Required action
Set the listing down unchanged, minus every embedded image.

***

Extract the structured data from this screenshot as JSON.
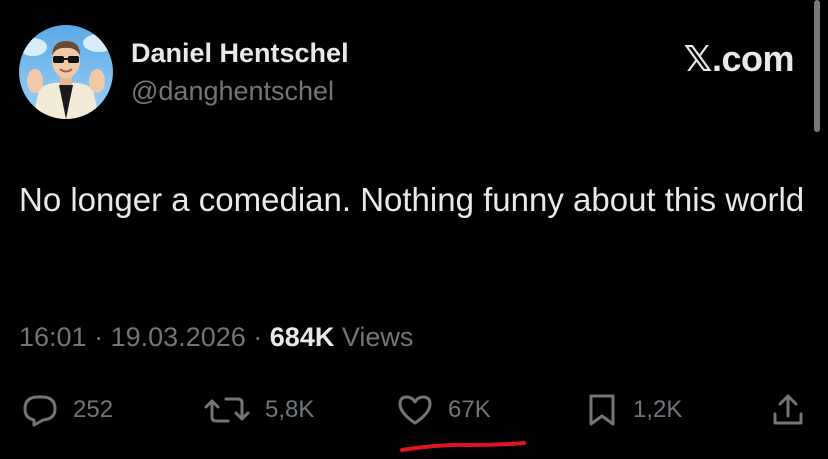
{
  "author": {
    "name": "Daniel Hentschel",
    "handle": "@danghentschel"
  },
  "brand": "𝕏.com",
  "tweet": {
    "text": "No longer a comedian. Nothing funny about this world"
  },
  "meta": {
    "time": "16:01",
    "separator": "·",
    "date": "19.03.2026",
    "views_count": "684K",
    "views_label": "Views"
  },
  "actions": {
    "replies": {
      "icon": "reply-icon",
      "count": "252"
    },
    "reposts": {
      "icon": "repost-icon",
      "count": "5,8K"
    },
    "likes": {
      "icon": "heart-icon",
      "count": "67K"
    },
    "bookmarks": {
      "icon": "bookmark-icon",
      "count": "1,2K"
    },
    "share": {
      "icon": "share-icon"
    }
  },
  "colors": {
    "background": "#000000",
    "primary_text": "#e7e9ea",
    "secondary_text": "#71767b",
    "annotation": "#e0141e"
  }
}
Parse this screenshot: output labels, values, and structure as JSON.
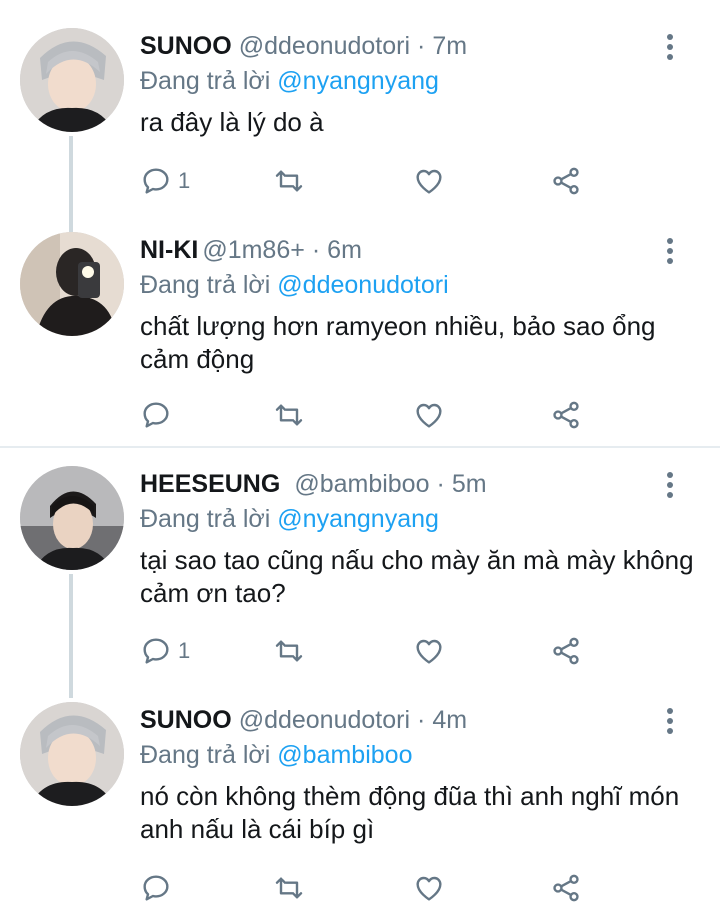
{
  "tweets": [
    {
      "name": "SUNOO",
      "handle": "@ddeonudotori",
      "time": "7m",
      "reply_prefix": "Đang trả lời",
      "reply_to": "@nyangnyang",
      "text": "ra đây là lý do à",
      "reply_count": "1",
      "avatar": "avatar-sunoo"
    },
    {
      "name": "NI-KI",
      "handle": "@1m86+",
      "time": "6m",
      "reply_prefix": "Đang trả lời",
      "reply_to": "@ddeonudotori",
      "text": "chất lượng hơn ramyeon nhiều, bảo sao ổng cảm động",
      "reply_count": "",
      "avatar": "avatar-niki"
    },
    {
      "name": "HEESEUNG",
      "handle": "@bambiboo",
      "time": "5m",
      "reply_prefix": "Đang trả lời",
      "reply_to": "@nyangnyang",
      "text": "tại sao tao cũng nấu cho mày ăn mà mày không cảm ơn tao?",
      "reply_count": "1",
      "avatar": "avatar-heeseung"
    },
    {
      "name": "SUNOO",
      "handle": "@ddeonudotori",
      "time": "4m",
      "reply_prefix": "Đang trả lời",
      "reply_to": "@bambiboo",
      "text": "nó còn không thèm động đũa thì anh nghĩ món anh nấu là cái bíp gì",
      "reply_count": "",
      "avatar": "avatar-sunoo"
    }
  ],
  "dot": "·",
  "colors": {
    "accent": "#1da1f2",
    "muted": "#657786",
    "text": "#14171a",
    "thread": "#cfd9de"
  },
  "icons": [
    "reply-icon",
    "retweet-icon",
    "like-icon",
    "share-icon",
    "more-icon"
  ]
}
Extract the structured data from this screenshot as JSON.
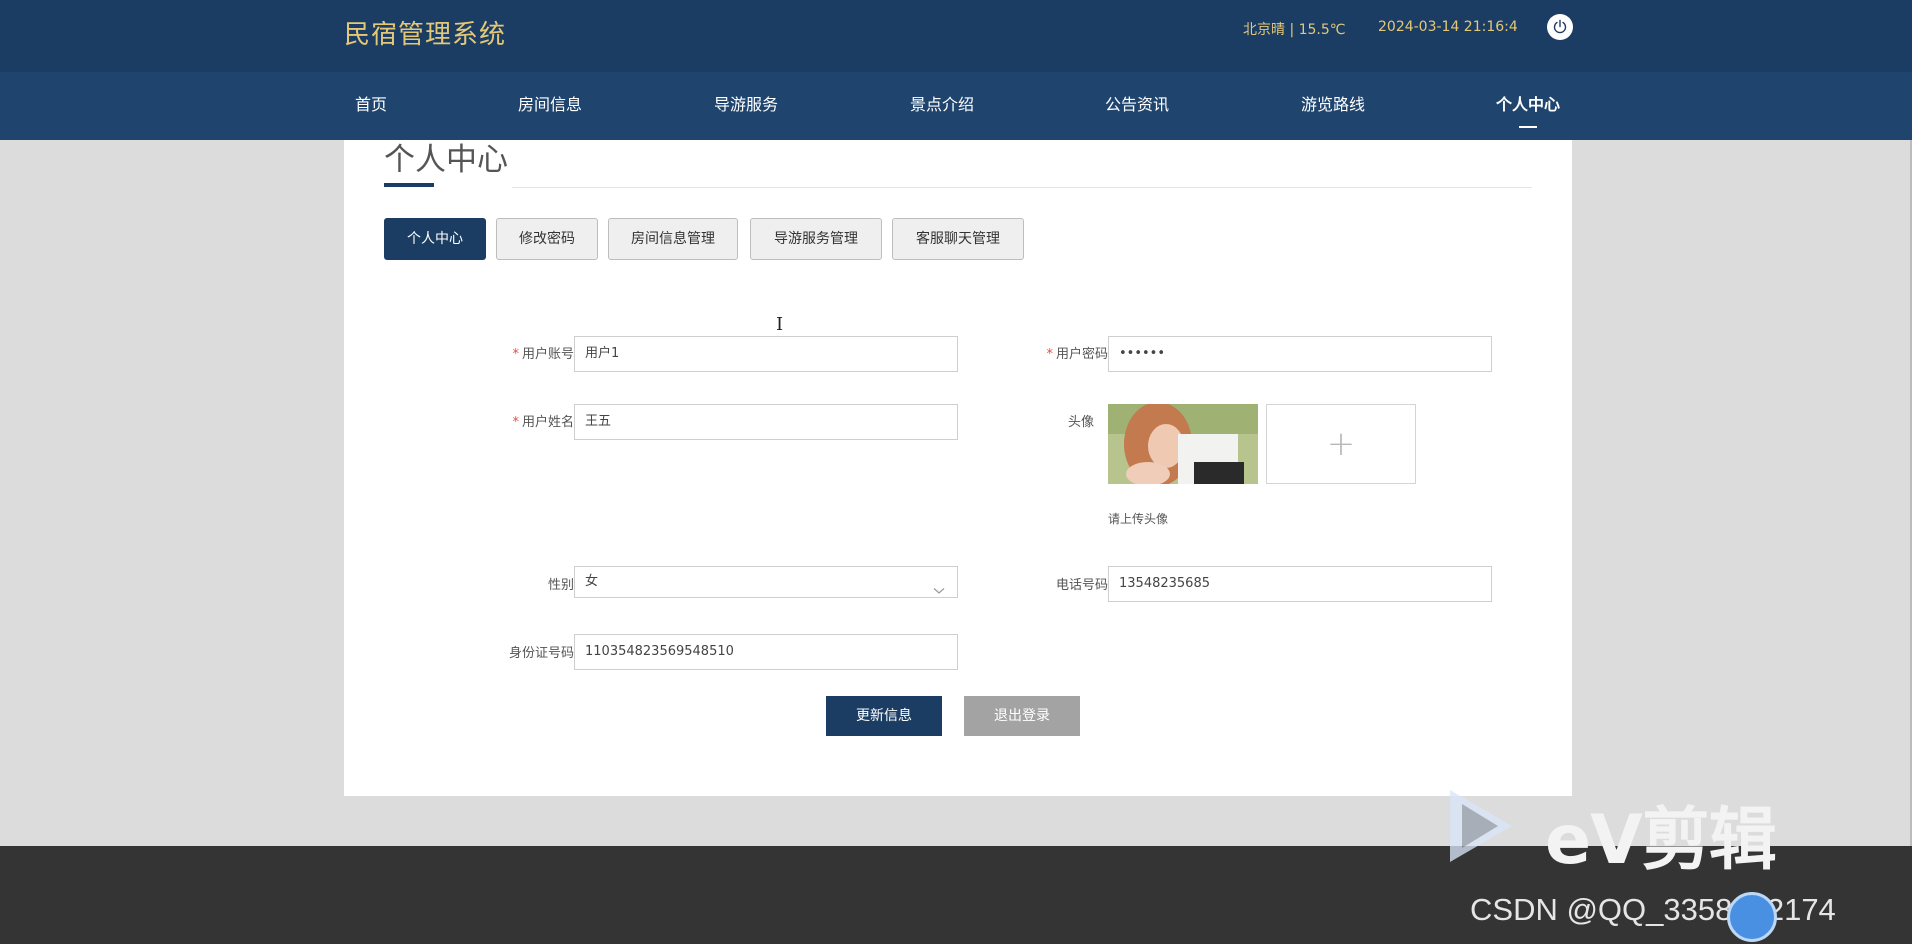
{
  "header": {
    "logo": "民宿管理系统",
    "weather": "北京晴 | 15.5℃",
    "datetime": "2024-03-14  21:16:4"
  },
  "nav": {
    "items": [
      "首页",
      "房间信息",
      "导游服务",
      "景点介绍",
      "公告资讯",
      "游览路线",
      "个人中心"
    ],
    "active": "个人中心"
  },
  "page": {
    "title": "个人中心",
    "tabs": [
      "个人中心",
      "修改密码",
      "房间信息管理",
      "导游服务管理",
      "客服聊天管理"
    ],
    "active_tab": "个人中心"
  },
  "form": {
    "account_label": "用户账号",
    "account_value": "用户1",
    "password_label": "用户密码",
    "password_value": "••••••",
    "name_label": "用户姓名",
    "name_value": "王五",
    "avatar_label": "头像",
    "avatar_hint": "请上传头像",
    "gender_label": "性别",
    "gender_value": "女",
    "phone_label": "电话号码",
    "phone_value": "13548235685",
    "idcard_label": "身份证号码",
    "idcard_value": "110354823569548510"
  },
  "actions": {
    "update": "更新信息",
    "logout": "退出登录"
  },
  "watermarks": {
    "ev": "eV剪辑",
    "csdn": "CSDN @QQ_3358892174"
  },
  "colors": {
    "header_bg": "#1c3d63",
    "nav_bg": "#1f456f",
    "accent_gold": "#e3c87a",
    "primary": "#1c3d63",
    "required": "#e74c3c"
  }
}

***

Output for this task
Extract the structured data from this screenshot as JSON.
{
  "author": {
    "name": "Daniel Hentschel",
    "handle": "@danghentschel"
  },
  "brand": "𝕏.com",
  "tweet": {
    "text": "No longer a comedian. Nothing funny about this world"
  },
  "meta": {
    "time": "16:01",
    "separator": "·",
    "date": "19.03.2026",
    "views_count": "684K",
    "views_label": "Views"
  },
  "actions": {
    "replies": {
      "icon": "reply-icon",
      "count": "252"
    },
    "reposts": {
      "icon": "repost-icon",
      "count": "5,8K"
    },
    "likes": {
      "icon": "heart-icon",
      "count": "67K"
    },
    "bookmarks": {
      "icon": "bookmark-icon",
      "count": "1,2K"
    },
    "share": {
      "icon": "share-icon"
    }
  },
  "colors": {
    "background": "#000000",
    "primary_text": "#e7e9ea",
    "secondary_text": "#71767b",
    "annotation": "#e0141e"
  }
}
Parse this screenshot: output labels, values, and structure as JSON.
{
  "tweets": [
    {
      "name": "SUNOO",
      "handle": "@ddeonudotori",
      "time": "7m",
      "reply_prefix": "Đang trả lời",
      "reply_to": "@nyangnyang",
      "text": "ra đây là lý do à",
      "reply_count": "1",
      "avatar": "avatar-sunoo"
    },
    {
      "name": "NI-KI",
      "handle": "@1m86+",
      "time": "6m",
      "reply_prefix": "Đang trả lời",
      "reply_to": "@ddeonudotori",
      "text": "chất lượng hơn ramyeon nhiều, bảo sao ổng cảm động",
      "reply_count": "",
      "avatar": "avatar-niki"
    },
    {
      "name": "HEESEUNG",
      "handle": "@bambiboo",
      "time": "5m",
      "reply_prefix": "Đang trả lời",
      "reply_to": "@nyangnyang",
      "text": "tại sao tao cũng nấu cho mày ăn mà mày không cảm ơn tao?",
      "reply_count": "1",
      "avatar": "avatar-heeseung"
    },
    {
      "name": "SUNOO",
      "handle": "@ddeonudotori",
      "time": "4m",
      "reply_prefix": "Đang trả lời",
      "reply_to": "@bambiboo",
      "text": "nó còn không thèm động đũa thì anh nghĩ món anh nấu là cái bíp gì",
      "reply_count": "",
      "avatar": "avatar-sunoo"
    }
  ],
  "dot": "·",
  "colors": {
    "accent": "#1da1f2",
    "muted": "#657786",
    "text": "#14171a",
    "thread": "#cfd9de"
  },
  "icons": [
    "reply-icon",
    "retweet-icon",
    "like-icon",
    "share-icon",
    "more-icon"
  ]
}
Extract the structured data from this screenshot as JSON.
{
  "header": {
    "logo": "民宿管理系统",
    "weather": "北京晴 | 15.5℃",
    "datetime": "2024-03-14  21:16:4"
  },
  "nav": {
    "items": [
      "首页",
      "房间信息",
      "导游服务",
      "景点介绍",
      "公告资讯",
      "游览路线",
      "个人中心"
    ],
    "active": "个人中心"
  },
  "page": {
    "title": "个人中心",
    "tabs": [
      "个人中心",
      "修改密码",
      "房间信息管理",
      "导游服务管理",
      "客服聊天管理"
    ],
    "active_tab": "个人中心"
  },
  "form": {
    "account_label": "用户账号",
    "account_value": "用户1",
    "password_label": "用户密码",
    "password_value": "••••••",
    "name_label": "用户姓名",
    "name_value": "王五",
    "avatar_label": "头像",
    "avatar_hint": "请上传头像",
    "gender_label": "性别",
    "gender_value": "女",
    "phone_label": "电话号码",
    "phone_value": "13548235685",
    "idcard_label": "身份证号码",
    "idcard_value": "110354823569548510"
  },
  "actions": {
    "update": "更新信息",
    "logout": "退出登录"
  },
  "watermarks": {
    "ev": "eV剪辑",
    "csdn": "CSDN @QQ_3358892174"
  },
  "colors": {
    "header_bg": "#1c3d63",
    "nav_bg": "#1f456f",
    "accent_gold": "#e3c87a",
    "primary": "#1c3d63",
    "required": "#e74c3c"
  }
}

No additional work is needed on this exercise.